**WHAT YOU ARE ASKED TO DO**
Could you copy each line of the entries that contains "this"?

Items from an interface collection
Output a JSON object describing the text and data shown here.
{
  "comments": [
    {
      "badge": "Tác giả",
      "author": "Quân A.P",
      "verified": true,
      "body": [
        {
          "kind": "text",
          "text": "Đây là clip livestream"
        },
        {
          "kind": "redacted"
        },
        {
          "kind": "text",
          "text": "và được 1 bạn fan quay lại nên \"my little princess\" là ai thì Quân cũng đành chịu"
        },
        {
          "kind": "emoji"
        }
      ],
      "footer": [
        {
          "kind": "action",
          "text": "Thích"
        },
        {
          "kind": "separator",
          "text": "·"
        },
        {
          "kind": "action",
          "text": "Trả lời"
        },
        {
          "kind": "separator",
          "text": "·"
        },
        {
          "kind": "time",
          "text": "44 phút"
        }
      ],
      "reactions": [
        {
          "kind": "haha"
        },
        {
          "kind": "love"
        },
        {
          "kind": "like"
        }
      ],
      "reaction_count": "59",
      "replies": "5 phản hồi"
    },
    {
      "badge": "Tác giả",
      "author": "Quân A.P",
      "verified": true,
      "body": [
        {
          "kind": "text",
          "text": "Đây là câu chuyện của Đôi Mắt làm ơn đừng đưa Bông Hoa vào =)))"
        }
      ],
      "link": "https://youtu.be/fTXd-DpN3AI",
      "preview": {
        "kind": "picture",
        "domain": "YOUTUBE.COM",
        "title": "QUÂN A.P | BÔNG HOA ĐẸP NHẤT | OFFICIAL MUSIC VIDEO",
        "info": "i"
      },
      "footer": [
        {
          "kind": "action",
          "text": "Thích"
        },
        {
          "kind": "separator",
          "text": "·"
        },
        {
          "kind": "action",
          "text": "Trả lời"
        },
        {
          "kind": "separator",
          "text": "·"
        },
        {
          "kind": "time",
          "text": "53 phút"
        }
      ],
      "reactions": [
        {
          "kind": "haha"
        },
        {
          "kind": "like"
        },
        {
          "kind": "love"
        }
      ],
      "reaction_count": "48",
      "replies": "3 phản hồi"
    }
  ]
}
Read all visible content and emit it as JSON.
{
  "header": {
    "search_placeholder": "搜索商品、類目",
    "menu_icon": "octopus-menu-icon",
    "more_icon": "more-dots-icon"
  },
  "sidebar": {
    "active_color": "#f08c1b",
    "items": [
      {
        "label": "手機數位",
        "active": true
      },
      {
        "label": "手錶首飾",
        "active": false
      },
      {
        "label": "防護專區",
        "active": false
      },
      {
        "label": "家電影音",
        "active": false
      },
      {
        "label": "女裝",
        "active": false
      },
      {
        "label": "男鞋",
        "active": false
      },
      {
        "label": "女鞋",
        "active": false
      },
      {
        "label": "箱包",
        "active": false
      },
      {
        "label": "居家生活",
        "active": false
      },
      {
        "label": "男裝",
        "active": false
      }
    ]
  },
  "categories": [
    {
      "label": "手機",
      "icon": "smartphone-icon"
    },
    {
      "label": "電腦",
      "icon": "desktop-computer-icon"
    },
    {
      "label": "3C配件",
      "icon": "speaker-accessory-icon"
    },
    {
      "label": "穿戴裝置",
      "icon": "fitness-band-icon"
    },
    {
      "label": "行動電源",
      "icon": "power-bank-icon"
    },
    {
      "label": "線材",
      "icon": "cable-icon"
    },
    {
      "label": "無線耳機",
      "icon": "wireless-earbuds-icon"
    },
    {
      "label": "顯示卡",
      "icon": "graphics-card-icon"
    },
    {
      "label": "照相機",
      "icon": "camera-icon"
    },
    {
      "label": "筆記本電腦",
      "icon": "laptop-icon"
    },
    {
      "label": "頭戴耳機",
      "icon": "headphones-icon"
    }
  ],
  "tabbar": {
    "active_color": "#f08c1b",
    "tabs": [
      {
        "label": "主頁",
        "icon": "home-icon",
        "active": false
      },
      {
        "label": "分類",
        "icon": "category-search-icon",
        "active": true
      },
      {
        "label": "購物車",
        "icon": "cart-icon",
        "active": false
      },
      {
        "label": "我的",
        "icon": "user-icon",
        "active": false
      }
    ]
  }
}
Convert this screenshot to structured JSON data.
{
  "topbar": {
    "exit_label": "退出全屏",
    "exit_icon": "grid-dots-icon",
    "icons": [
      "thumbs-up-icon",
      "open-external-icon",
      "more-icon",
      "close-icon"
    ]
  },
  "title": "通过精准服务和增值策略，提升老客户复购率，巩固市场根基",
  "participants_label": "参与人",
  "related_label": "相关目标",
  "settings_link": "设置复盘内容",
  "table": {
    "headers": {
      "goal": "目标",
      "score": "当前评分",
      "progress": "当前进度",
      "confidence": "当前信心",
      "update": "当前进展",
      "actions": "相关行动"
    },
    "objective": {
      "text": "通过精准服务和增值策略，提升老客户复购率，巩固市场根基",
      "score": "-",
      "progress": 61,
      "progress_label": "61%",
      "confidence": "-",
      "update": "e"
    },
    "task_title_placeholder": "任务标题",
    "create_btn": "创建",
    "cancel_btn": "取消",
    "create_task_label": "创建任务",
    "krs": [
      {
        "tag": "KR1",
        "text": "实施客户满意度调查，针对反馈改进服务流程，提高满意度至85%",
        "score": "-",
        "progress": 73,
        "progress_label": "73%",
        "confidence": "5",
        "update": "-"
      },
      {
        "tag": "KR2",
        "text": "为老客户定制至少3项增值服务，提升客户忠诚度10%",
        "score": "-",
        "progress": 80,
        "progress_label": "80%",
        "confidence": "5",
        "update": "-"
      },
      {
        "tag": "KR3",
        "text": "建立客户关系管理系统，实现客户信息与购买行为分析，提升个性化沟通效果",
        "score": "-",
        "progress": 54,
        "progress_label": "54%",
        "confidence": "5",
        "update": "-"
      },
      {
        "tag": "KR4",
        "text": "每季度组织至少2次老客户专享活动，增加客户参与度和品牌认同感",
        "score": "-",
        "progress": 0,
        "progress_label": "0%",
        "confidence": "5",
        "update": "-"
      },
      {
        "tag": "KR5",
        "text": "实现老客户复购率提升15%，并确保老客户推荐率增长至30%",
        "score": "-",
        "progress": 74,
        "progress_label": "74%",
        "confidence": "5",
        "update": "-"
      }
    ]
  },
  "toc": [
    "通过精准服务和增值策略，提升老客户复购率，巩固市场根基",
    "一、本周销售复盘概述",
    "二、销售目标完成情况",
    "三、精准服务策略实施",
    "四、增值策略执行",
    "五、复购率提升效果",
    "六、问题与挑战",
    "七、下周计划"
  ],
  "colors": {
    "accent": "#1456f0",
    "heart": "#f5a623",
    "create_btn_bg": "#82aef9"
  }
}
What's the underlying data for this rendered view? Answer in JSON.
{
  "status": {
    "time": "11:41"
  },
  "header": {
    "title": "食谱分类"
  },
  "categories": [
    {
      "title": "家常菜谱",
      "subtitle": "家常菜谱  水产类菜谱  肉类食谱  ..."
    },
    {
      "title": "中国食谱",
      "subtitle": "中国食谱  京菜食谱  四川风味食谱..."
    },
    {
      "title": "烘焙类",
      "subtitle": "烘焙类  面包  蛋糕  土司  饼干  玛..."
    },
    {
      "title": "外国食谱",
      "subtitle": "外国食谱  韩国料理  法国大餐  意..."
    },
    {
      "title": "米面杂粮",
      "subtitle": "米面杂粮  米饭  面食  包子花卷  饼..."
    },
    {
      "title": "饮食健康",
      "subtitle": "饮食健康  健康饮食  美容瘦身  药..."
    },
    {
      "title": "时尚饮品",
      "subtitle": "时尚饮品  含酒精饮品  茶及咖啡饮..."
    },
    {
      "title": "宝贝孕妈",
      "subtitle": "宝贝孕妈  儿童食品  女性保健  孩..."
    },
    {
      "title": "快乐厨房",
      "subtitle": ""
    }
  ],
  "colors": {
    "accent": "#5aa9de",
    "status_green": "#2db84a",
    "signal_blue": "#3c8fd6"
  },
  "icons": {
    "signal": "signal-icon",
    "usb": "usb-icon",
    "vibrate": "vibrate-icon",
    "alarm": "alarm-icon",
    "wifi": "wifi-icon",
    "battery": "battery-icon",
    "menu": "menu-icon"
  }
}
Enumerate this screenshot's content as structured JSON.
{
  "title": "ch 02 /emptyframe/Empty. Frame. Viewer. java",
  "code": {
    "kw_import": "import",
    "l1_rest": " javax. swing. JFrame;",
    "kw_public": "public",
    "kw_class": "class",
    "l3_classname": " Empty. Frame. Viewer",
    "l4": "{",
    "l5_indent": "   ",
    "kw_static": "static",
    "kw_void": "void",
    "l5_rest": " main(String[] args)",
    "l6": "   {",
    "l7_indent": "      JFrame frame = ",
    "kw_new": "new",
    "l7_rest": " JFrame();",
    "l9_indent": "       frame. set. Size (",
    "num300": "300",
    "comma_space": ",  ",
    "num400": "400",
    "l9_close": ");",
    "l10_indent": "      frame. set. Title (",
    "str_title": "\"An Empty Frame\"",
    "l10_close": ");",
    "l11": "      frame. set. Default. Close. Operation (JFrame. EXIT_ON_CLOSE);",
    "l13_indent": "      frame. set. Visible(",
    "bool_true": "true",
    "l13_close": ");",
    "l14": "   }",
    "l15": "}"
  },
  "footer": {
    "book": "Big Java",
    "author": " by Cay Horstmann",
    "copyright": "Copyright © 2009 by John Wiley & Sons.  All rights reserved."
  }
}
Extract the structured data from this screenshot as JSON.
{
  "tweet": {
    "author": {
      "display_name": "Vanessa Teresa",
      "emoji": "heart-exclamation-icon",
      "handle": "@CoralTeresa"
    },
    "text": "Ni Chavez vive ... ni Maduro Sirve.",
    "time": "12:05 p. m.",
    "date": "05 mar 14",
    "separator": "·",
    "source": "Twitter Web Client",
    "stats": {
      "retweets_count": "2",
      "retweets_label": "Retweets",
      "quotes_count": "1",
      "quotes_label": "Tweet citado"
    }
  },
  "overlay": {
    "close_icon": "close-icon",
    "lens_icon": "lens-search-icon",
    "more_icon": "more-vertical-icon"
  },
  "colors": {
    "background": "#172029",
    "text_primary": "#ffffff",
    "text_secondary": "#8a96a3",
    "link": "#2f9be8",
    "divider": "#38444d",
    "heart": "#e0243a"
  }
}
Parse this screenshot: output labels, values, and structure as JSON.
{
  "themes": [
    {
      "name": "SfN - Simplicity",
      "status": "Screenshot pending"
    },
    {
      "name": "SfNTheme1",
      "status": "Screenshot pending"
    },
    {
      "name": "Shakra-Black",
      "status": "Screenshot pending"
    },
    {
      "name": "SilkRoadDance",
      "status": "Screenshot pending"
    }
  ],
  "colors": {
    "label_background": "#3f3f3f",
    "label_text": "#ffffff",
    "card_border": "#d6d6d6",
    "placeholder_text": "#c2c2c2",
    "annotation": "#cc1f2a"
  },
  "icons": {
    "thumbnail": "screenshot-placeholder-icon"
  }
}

**OUTPUT OF THE TASK**
Convert this screenshot to structured JSON data.
What's the underlying data for this rendered view? Answer in JSON.
Enumerate this screenshot's content as structured JSON.
Extract the structured data from this screenshot as JSON.
Parse this screenshot: output labels, values, and structure as JSON.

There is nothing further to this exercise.